While we’re on the subject of money, there’s a notion of “scamming” people. In some cases, maybe. But usually the high prices are coming with some sort of notional value to the purchaser. Sometimes the buyer wants a prestigious bottle. Sometimes they want the cachet that comes from a foreign-owned name.
But for premium vodka, there are very practical reasons why it’s more expensive. Craft-distilled often means batch-processing, which is more expensive (and more rustic) than industrial methods. Lots of tequila, mezcal, and craft-spirits are made in this method. Sometimes the base used for the spirit are very unusual. There’s vodka made from honey (Comb Vodka, for example), vodka made from milk (Black Cow Vodka), and many other exotic ingredients that can be very expensive. These lend a particular kind of taste to the spirit. The price is correspondingly high.
Sites like ours are devoted to letting you know why you might or might not want to buy something. But making an informed purchase is nothing like a scam… in fact, we love having the variety and the options.
From Invisible Hand: “Premium spirits should be consumed straight, or on ice. For mixed drinks, use the cheap stuff. In any case, I prefer craft beer and wine—more flavor and less alcohol.”
We’ve addressed the idea of buying premium for premium cocktails above… and we believe it. There is a profound difference between a cocktail made with low-quality ingredients and one made with high-quality. But the notion that good spirits should be consumed straight is nonsense.
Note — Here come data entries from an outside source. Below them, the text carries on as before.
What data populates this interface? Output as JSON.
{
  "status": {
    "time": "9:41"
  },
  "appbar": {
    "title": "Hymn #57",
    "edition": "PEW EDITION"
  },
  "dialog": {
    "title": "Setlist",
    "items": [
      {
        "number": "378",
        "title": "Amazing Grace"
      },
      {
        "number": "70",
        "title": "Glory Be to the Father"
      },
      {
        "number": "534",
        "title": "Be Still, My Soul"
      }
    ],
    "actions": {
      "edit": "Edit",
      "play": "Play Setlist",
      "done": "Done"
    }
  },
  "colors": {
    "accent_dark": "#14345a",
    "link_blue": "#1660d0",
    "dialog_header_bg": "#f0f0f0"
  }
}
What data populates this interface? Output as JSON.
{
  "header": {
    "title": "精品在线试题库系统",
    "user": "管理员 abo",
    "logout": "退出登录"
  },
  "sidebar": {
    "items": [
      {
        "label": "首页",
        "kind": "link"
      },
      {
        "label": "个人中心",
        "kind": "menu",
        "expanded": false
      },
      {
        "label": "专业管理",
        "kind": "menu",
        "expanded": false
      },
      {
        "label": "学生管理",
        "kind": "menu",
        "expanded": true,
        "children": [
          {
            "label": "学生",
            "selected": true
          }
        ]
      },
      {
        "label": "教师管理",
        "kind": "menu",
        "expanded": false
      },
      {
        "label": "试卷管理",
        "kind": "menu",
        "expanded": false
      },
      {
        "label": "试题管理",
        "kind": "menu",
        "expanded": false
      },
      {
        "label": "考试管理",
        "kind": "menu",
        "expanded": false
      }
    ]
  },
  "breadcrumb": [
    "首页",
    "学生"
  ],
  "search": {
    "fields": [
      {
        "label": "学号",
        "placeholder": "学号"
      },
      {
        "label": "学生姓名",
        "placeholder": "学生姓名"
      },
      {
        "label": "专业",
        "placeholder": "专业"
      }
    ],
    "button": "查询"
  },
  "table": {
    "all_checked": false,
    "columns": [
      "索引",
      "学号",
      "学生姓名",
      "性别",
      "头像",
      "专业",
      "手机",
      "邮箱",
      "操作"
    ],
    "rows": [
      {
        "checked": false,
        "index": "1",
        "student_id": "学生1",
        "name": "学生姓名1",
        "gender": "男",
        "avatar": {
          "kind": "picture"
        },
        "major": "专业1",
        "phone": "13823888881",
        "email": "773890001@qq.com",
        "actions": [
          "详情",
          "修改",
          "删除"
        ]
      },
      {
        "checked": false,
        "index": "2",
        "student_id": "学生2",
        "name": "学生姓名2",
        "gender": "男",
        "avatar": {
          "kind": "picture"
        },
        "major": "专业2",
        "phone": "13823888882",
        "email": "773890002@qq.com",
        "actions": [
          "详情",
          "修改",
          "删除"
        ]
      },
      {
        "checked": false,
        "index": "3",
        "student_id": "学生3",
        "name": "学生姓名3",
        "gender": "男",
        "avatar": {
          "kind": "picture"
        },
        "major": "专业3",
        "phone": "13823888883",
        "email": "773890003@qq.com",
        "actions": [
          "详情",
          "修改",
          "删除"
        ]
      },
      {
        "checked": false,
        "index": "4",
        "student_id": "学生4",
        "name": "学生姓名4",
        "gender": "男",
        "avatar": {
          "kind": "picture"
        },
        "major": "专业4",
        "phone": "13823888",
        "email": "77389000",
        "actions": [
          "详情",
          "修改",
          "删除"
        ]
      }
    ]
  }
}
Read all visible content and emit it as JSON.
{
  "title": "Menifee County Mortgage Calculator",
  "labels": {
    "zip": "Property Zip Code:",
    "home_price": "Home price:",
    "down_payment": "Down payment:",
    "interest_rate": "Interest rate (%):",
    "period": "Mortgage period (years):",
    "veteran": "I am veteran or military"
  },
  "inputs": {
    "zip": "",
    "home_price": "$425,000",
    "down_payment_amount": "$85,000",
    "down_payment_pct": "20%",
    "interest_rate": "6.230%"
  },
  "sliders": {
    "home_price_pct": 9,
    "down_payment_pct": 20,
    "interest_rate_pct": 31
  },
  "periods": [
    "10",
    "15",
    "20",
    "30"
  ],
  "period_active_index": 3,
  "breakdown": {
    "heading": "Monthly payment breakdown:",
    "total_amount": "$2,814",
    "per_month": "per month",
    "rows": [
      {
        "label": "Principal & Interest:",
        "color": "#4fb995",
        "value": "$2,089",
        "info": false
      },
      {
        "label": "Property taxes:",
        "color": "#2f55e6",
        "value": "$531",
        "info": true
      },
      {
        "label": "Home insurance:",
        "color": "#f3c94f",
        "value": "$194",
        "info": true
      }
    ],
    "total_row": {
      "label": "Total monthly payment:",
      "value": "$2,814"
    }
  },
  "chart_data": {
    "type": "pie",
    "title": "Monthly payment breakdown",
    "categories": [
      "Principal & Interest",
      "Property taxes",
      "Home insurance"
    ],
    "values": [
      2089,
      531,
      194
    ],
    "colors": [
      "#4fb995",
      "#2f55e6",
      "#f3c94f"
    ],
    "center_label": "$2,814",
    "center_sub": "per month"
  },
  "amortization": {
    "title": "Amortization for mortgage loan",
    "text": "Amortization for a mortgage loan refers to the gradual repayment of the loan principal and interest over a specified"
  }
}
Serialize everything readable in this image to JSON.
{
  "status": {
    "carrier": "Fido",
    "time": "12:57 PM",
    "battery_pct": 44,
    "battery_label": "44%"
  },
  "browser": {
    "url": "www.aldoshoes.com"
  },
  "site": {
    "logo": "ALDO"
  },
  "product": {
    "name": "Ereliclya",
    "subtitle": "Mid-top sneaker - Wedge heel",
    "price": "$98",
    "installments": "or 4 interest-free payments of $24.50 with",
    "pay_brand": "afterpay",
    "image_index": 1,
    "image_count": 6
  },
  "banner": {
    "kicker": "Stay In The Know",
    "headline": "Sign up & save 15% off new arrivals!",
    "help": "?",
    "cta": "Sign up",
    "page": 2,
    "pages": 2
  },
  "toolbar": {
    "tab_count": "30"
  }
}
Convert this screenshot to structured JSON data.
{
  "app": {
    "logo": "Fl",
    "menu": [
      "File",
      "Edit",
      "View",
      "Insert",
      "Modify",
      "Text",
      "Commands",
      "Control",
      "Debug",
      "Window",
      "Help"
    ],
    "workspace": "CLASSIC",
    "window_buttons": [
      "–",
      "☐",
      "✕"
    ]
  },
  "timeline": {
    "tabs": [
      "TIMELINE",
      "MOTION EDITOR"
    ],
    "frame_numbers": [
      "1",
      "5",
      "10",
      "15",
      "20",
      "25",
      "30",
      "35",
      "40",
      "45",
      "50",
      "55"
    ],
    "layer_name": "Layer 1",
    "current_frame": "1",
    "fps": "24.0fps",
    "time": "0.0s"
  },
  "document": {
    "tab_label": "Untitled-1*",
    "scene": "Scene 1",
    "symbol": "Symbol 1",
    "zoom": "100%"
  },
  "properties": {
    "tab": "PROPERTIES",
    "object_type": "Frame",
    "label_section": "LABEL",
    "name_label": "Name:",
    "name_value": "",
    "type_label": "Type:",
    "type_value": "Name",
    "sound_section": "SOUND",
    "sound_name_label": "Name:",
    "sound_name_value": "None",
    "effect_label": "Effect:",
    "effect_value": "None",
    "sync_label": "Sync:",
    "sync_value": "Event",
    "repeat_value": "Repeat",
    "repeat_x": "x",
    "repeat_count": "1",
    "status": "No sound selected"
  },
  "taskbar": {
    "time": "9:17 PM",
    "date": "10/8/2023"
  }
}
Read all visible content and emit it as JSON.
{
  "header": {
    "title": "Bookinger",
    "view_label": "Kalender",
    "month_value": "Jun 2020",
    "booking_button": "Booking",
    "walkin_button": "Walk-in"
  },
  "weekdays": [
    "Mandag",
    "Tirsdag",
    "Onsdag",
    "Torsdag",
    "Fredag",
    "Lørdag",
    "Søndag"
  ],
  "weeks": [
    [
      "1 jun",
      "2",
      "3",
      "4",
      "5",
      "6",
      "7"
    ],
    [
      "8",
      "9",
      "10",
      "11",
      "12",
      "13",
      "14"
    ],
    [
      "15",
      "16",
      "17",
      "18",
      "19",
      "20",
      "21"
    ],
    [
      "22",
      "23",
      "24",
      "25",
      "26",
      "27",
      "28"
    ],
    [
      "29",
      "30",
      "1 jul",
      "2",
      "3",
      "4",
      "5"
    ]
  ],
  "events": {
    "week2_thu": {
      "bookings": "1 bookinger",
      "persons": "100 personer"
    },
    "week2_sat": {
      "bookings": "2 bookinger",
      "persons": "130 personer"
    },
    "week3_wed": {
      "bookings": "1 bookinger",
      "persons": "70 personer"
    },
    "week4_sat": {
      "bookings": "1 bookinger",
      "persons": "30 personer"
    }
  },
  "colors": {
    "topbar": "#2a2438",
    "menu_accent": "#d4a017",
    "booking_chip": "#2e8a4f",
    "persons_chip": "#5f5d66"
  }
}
In general, experts have told us and we have personally experienced that one loses one’s ability to taste somewhere north of 75 proof (the precise point seems to vary by individual). One should dilute the spirit to a point where the flavor is at its most personally pleasing. Some liquor will experience major shifts (sometimes improving, sometimes deteriorating) with a little water or ice. Some spirits are designed specifically for mixing and should never be taken straight under any circumstances (we’re looking at you absinthe). The thing you should run away from are groups of people who start dictating rules to you about how you should drink.
Hopefully, this is helpful! There is too much snobbery and too many busy-bodies in the liquor world. The bottom line is that one should feel free to explore, and to experiment, and have some confidence in what they buy.